I'm sure you're being sarcastic, but of course they'll do it again. Even after settling these cases, they're ahead.
I haven't seen numbers for Comcast yet, however the damages to Verizon customers was estimated at $156 million. Verizon paid $64 million. By my math, that means Verizon is up about $90 million minus lawyers cost (and since the "winning" side's lawyers got $20 million, Verizon is still definitely ahead).
Until companies have to pay more than what they gained when they break the law, there will never be any incentive for them not to do it in the first place.
100% agree. This is why I keep coming back to TD, and why TD is my first choice for news.
It's also amazing to me that Mike and the other TD writers can fit so much more useful and informative information or commentary in a few short paragraphs than the "in-depth" articles on other sites that are 5 times as long because they've got so much useless filler.
Sad I missed reading this last week, but I have a different take on this. I think Google is playing the long game. I don't think you're giving Google enough credit.
Google is giving the studios enough rope to hang themselves with (as they've been doing with the newspaper publishers). As you mentioned, they are basically asking for a flood of bogus DMCA notices. And when there are so many bogus notices coming in - they have a case on how unreliable they are, how much of a burden it is, and how something needs to be done to fix the law.
Also, Google has repeatedly shown they are experts (in the long run) of preventing people from messing with their rankings. Whenever a SEO figures out some way to manipulate rankings against the good of the end users, the tactic is found and killed off - we have semi-regular stories on Techdirt of just this, don't we?
There probably will be unforeseen consequences and causalities, but I think Google can withstand them better than the studios and knows exactly what they're doing.
"Independent artists" as a term has been corrupted pretty heavily.
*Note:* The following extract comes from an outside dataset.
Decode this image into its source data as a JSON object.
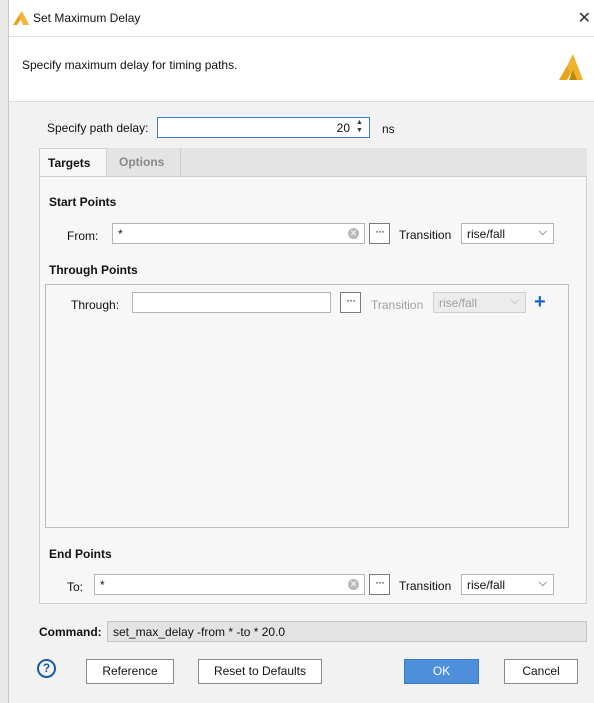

There's so many independent artists on "independent labels" which really are still owned by the big guys, or have deals and contracts just as onerous as a typical music industry contract designed to screw over artists.
Artists who hold their own copyrights get 100% of the proceeds, while artists who have allowed someone else to hold it get whatever their contract says (if they're lucky).
The issue is why a security-disabling MitM-attack feature exists at all.
Because everyone's needs are different, and that feature is just a tool that has legitimate uses.
and just happens to allow that corporation to log all the emails that went through their firewall.
That is a perfectly legitimate use - if you've never worked in a highly regulated industry - like banking and financial services - then you might not be aware that there are regulations that require just that in some situations.
Calm down and read what I actually posted and not what you misinterpreted through that fog of anger.
I never said a misconfigured mail server would modify a packet in transit. I said that a misconfigured mail server or spam rules could explain the screenshot. I also said jumping to the conclusion of modified packets without evidence from both ends of the connection wasn't warranted based on the extremely brief information presented in the article. I'll stand by that judgement. Any claim requires evidence, and their claim of an ISP deliberatly breaking email encryption was a heavy one. And now since we have a plausible explanation of a default configuration on a router that could cause exactly what is shown, I'll stand by my first comment: Stupidity, not Malice.
And I'll be sure to let my boss know I should be fired because some anonymous person on the internet said so.
I think that's a mostly specious argument. Even if there are some bad file names, most are going to be what they claim to be.
A much better argument is that it was the users of Mega that uploaded and shared those files. If it was the users, the Mega is just a service provider, and since they took down links in accordance with the DMCA, they're safe.
If the government can actually show that Kim or other Mega executives uploaded those files, then they're in the same position of Grooveshark. However, it's been almost 3 years since the raid, and the if the government had evidence, they would have said so long before now, just to shut the internet up. That they haven't is telling.
Then find me a case even vaguely similar to Megaupload, where a service provider was found guilty of aiding and abetting criminal copyright infringement despite no one else even being charged with the direct infringement.
No one under the guise of stupidity alters packets in transit
Happens all the time. Misconfigured mail servers or aggressive spam rules could both explain the responses given.
in attempts to disable security.
It remains to be seen if that was the intent. There's just not enough data given to lead to a conclusion here. We don't know the methodology of the tests. We don't know what service this result was from. All we know for sure based on the graphic and description is that they did a telnet session over port 25 to apps.[redacted].com and got some admittedly odd results. Is the redacted server under Golden Frog's control, or is it the ISP's or someone else's?
My point isn't that there isn't malice here, but before jumping to the 'this mobile wireless service is disabling encryption on my email' you should examine other possibilities and give more evidence than a single screenshot. If you think packets are being altered, then proof I would expect would be packet capture logs from both sides showing that. That's not a new concept - its how the P2P forced reset packets Comcast was injecting were discovered.
I hope this is stupidity over malice. I wonder if someone's spam prevention measures are ill-thought-out. It's not quite clear what's happening from the graphic or description, and I can't see the filing (at work) if it's got additional details.
The obvious response to your statement is that no one needs to "prove his innocence" in a free country. If the government wants his stuff or to deprive him of his freedom, it needs to prove his guilt beyond a reasonable doubt.